Have you ever noticed that if you have an opinion about something it can easily be dismissed or agreed upon as soon as you know there’s a term or explanation for it?
For example I used to reject as distasteful olive oils that were so spicy they burned the back of my throat until I learned that the best olive oils in the world should burn the back of your throat and that without this burn they are neither extra virgin nor as healthful for you. Now that there’s a label (true extra virgin olive oil) and an explanation I can then choose to either change my opinion or reject the notion as hogwash. In this case, by the way, I changed my opinion.
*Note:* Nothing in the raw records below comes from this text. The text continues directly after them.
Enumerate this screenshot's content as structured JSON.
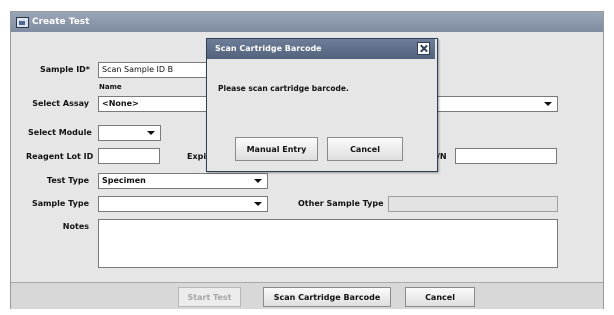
{
  "window": {
    "title": "Create Test"
  },
  "form": {
    "sample_id": {
      "label": "Sample ID*",
      "value": "Scan Sample ID B",
      "sublabel": "Name"
    },
    "select_assay": {
      "label": "Select Assay",
      "value": "<None>"
    },
    "select_module": {
      "label": "Select Module",
      "value": ""
    },
    "reagent_lot": {
      "label": "Reagent Lot ID",
      "value": ""
    },
    "expiration": {
      "label": "Expir"
    },
    "sn": {
      "label": "/N",
      "value": ""
    },
    "test_type": {
      "label": "Test Type",
      "value": "Specimen"
    },
    "sample_type": {
      "label": "Sample Type",
      "value": ""
    },
    "other_sample_type": {
      "label": "Other Sample Type",
      "value": ""
    },
    "notes": {
      "label": "Notes",
      "value": ""
    }
  },
  "buttons": {
    "start_test": "Start Test",
    "scan_cartridge": "Scan Cartridge Barcode",
    "cancel": "Cancel"
  },
  "dialog": {
    "title": "Scan Cartridge Barcode",
    "message": "Please scan cartridge barcode.",
    "manual_entry": "Manual Entry",
    "cancel": "Cancel"
  }
}
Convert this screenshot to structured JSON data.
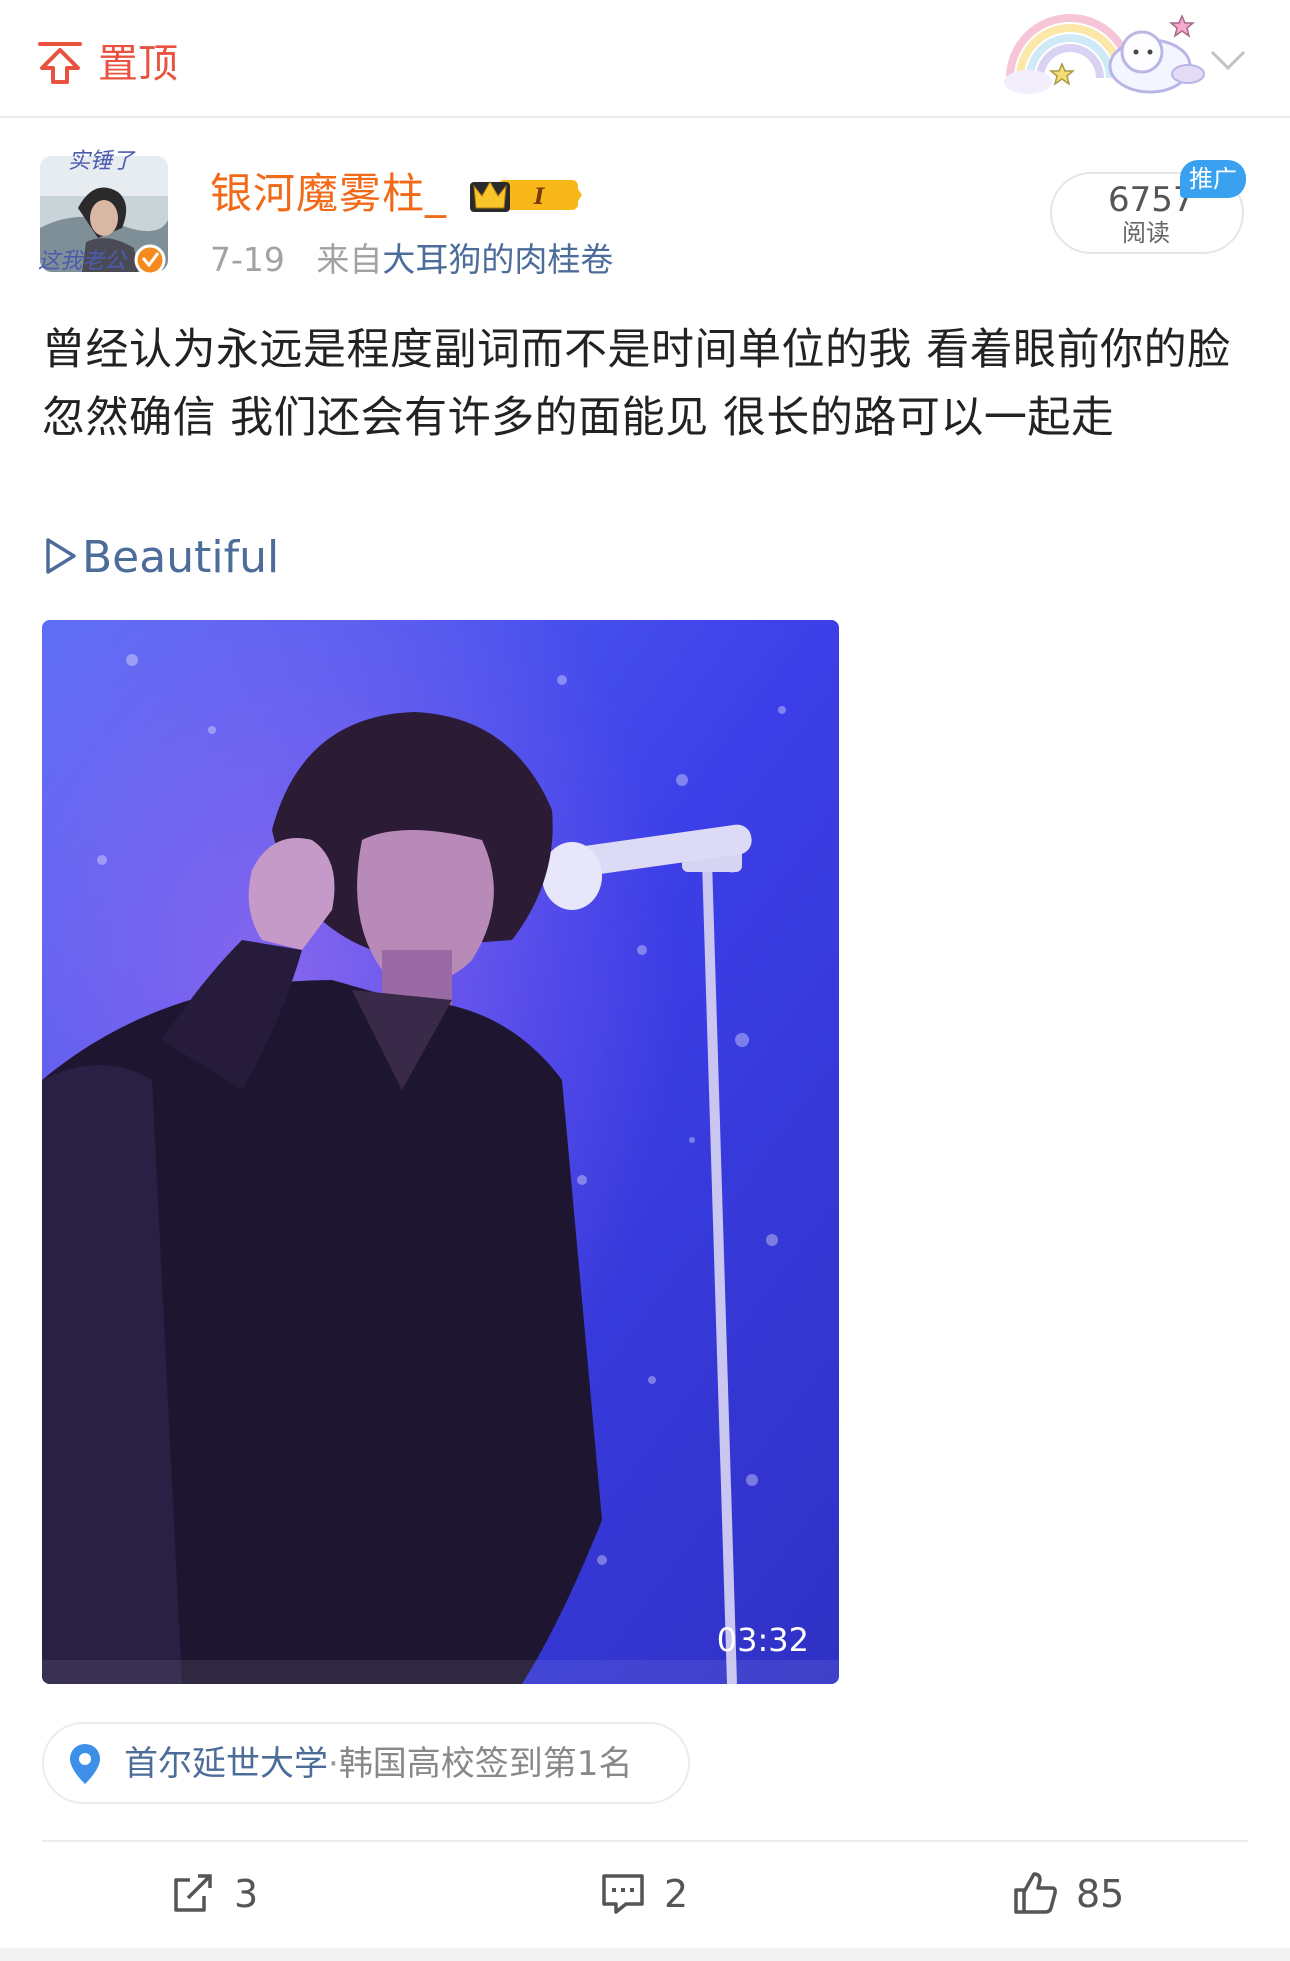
{
  "header": {
    "pin_label": "置顶",
    "icons": [
      "pin-up-arrow-icon",
      "rainbow-sticker",
      "chevron-down-icon"
    ]
  },
  "post": {
    "author": {
      "name": "银河魔雾柱_",
      "avatar_caption_top": "实锤了",
      "avatar_caption_bottom": "这我老公",
      "member_badge": "I",
      "verified": true
    },
    "date": "7-19",
    "source_prefix": "来自",
    "source": "大耳狗的肉桂卷",
    "reads": {
      "count": "6757",
      "label": "阅读",
      "promo_tag": "推广"
    },
    "text": "曾经认为永远是程度副词而不是时间单位的我 看着眼前你的脸 忽然确信 我们还会有许多的面能见 很长的路可以一起走",
    "music_title": "Beautiful",
    "video": {
      "duration": "03:32"
    },
    "location": {
      "name": "首尔延世大学",
      "separator": "·",
      "rank": "韩国高校签到第1名"
    }
  },
  "actions": {
    "share_count": "3",
    "comment_count": "2",
    "like_count": "85"
  },
  "colors": {
    "accent_orange": "#f26a18",
    "pin_red": "#e8523f",
    "link_blue": "#4c6d99",
    "promo_blue": "#3aa0f0"
  }
}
This subject recently came up when I was complaining to a friend of mine that many of the older operatic divas ruined the music for me with the use of too much vibrato and an over-affectation of their voice at the beginning of a phrase that sometimes reminds me of my grandmother. I can hear that this is an added affection because when they sing duets the technique goes away and they’re beautiful again.
My friend dismissed my dislike for the singing as “the style” of the day and therefore it should be appreciated for what it was.
I remember back in the days of the first solid state electronics when the “style” of design was bright and hard and “clear” sounding. Much of the style of the day was on purpose because it was felt it helped bring clarity to the sound.
When style breaks emotional connections to music for any one person it’s just simply the wrong style.